Dunnville Wildlife Area/Lower Chippewa River State Natural Area
Area: 4366 Acres
Hiking Difficulty: C, D
This Wildlife Area, established in 1967, featured a choice of name that was inspired by the once important village of Dunnville. Dunnville was a prominent community when steamboat transportation was booked because of its location near the confluence of two rivers – the Chippewa and Red Cedar. The Lower Chippewa River State Natural Area was established in 2000 in recognition of the fact that it serves as the home to more rare species than any other location of similar size in Wisconsin.
Birds of Interest: Red-headed Woodpecker, Henslow’s Sparrow, Lark Sparrow, Bell’s Vireo, Wild Turkey, and Woodcock
Located near the confluence of two rivers – the Chippewa and Red Cedar
A large oak savanna restoration lies along the northeast edge of the prairie
To the west of the savanna, there is a curving oxbow lake that encircles nearly half the prairie: perfect conditions for viewing water-loving wildlife
Efforts to manage this diverse landscape include burning, mowing, chemical treatment and logging; these practices make the prairie and savanna plots as large and sustainable as possible
Directions: Located between Menomonie and Durand, bound by the Chippewa River on the south and County Hwy. Y and 210th Ave. on the north.

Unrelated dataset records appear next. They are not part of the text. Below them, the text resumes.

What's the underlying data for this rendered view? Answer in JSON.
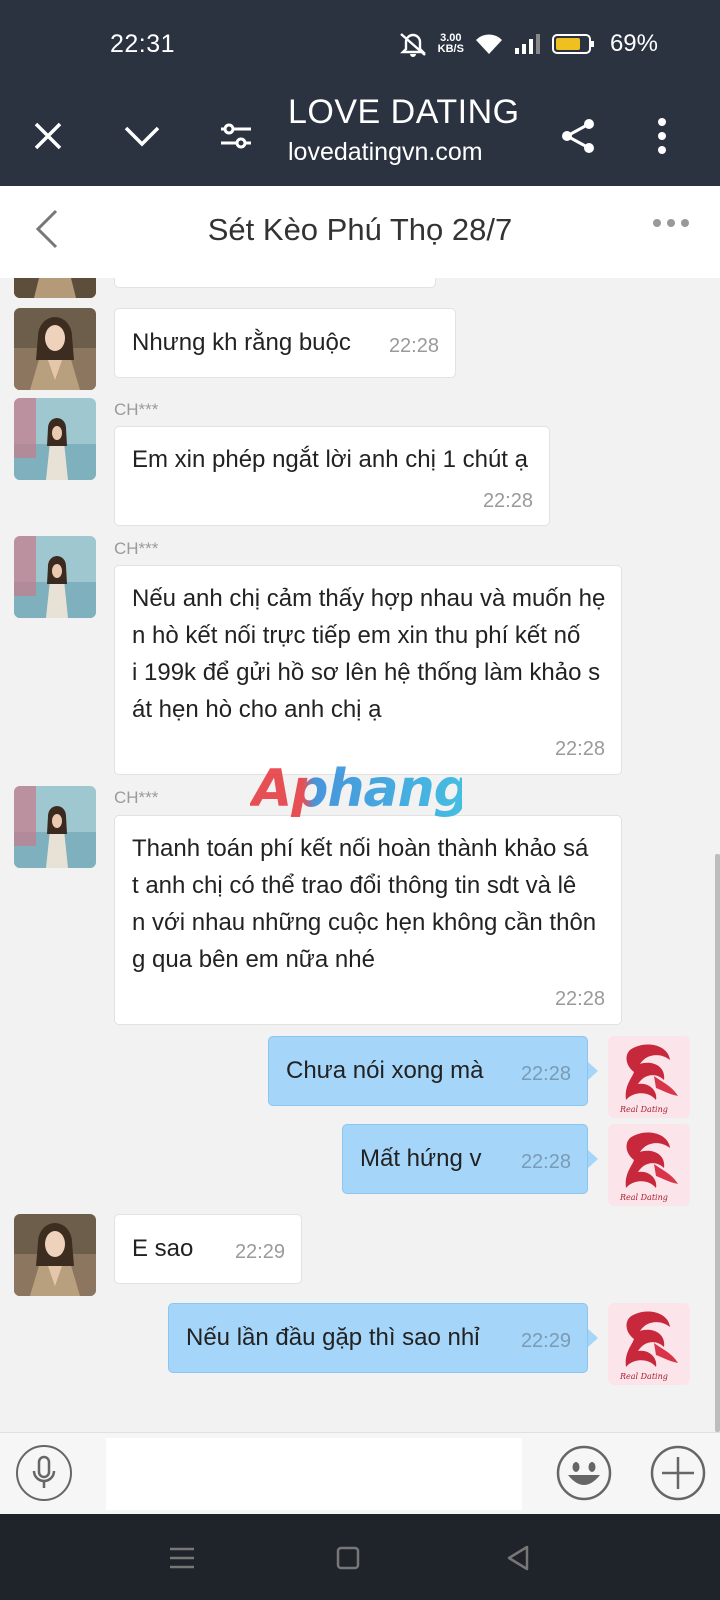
{
  "status_bar": {
    "time": "22:31",
    "net_speed_value": "3.00",
    "net_speed_unit": "KB/S",
    "battery_percent": "69%"
  },
  "browser": {
    "title": "LOVE DATING",
    "url": "lovedatingvn.com"
  },
  "chat": {
    "title": "Sét Kèo Phú Thọ 28/7",
    "messages": [
      {
        "direction": "in",
        "text": "Nhưng kh rằng buộc",
        "time": "22:28"
      },
      {
        "direction": "in",
        "sender": "CH***",
        "text": "Em xin phép ngắt lời anh chị 1 chút ạ",
        "time": "22:28"
      },
      {
        "direction": "in",
        "sender": "CH***",
        "lines": [
          "Nếu anh chị cảm thấy hợp nhau và muốn hẹ",
          "n hò kết nối trực tiếp  em xin thu phí kết nố",
          "i 199k để gửi hồ sơ lên hệ thống làm khảo s",
          "át hẹn hò cho anh chị ạ"
        ],
        "time": "22:28"
      },
      {
        "direction": "in",
        "sender": "CH***",
        "lines": [
          "Thanh toán phí kết nối hoàn thành khảo sá",
          "t anh chị có thể trao đổi thông tin sdt và lê",
          "n với nhau những cuộc hẹn không cần thôn",
          "g qua bên em nữa nhé"
        ],
        "time": "22:28"
      },
      {
        "direction": "out",
        "text": "Chưa nói xong mà",
        "time": "22:28"
      },
      {
        "direction": "out",
        "text": "Mất hứng v",
        "time": "22:28"
      },
      {
        "direction": "in",
        "text": "E sao",
        "time": "22:29"
      },
      {
        "direction": "out",
        "text": "Nếu lần đầu gặp thì sao nhỉ",
        "time": "22:29"
      }
    ]
  },
  "watermark": "Aphang",
  "avatar_logo_text": "Real Dating",
  "colors": {
    "header_bg": "#2b3340",
    "bubble_out": "#a5d5f8",
    "bubble_in": "#ffffff",
    "chat_bg": "#f2f2f2",
    "nav_bg": "#1f232a"
  },
  "icons": [
    "close-icon",
    "chevron-down-icon",
    "filter-icon",
    "share-icon",
    "more-vertical-icon",
    "back-icon",
    "more-horizontal-icon",
    "mic-icon",
    "emoji-icon",
    "plus-icon",
    "menu-icon",
    "home-icon",
    "back-triangle-icon"
  ]
}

Access to this property can be gained through 4 parking areas off of Hwy. Y or through multiple parking areas off Town roads: 524th St., 580th St., 640th St., and 660th St. Access to the south side of the property is also possible via boat from the Chippewa River.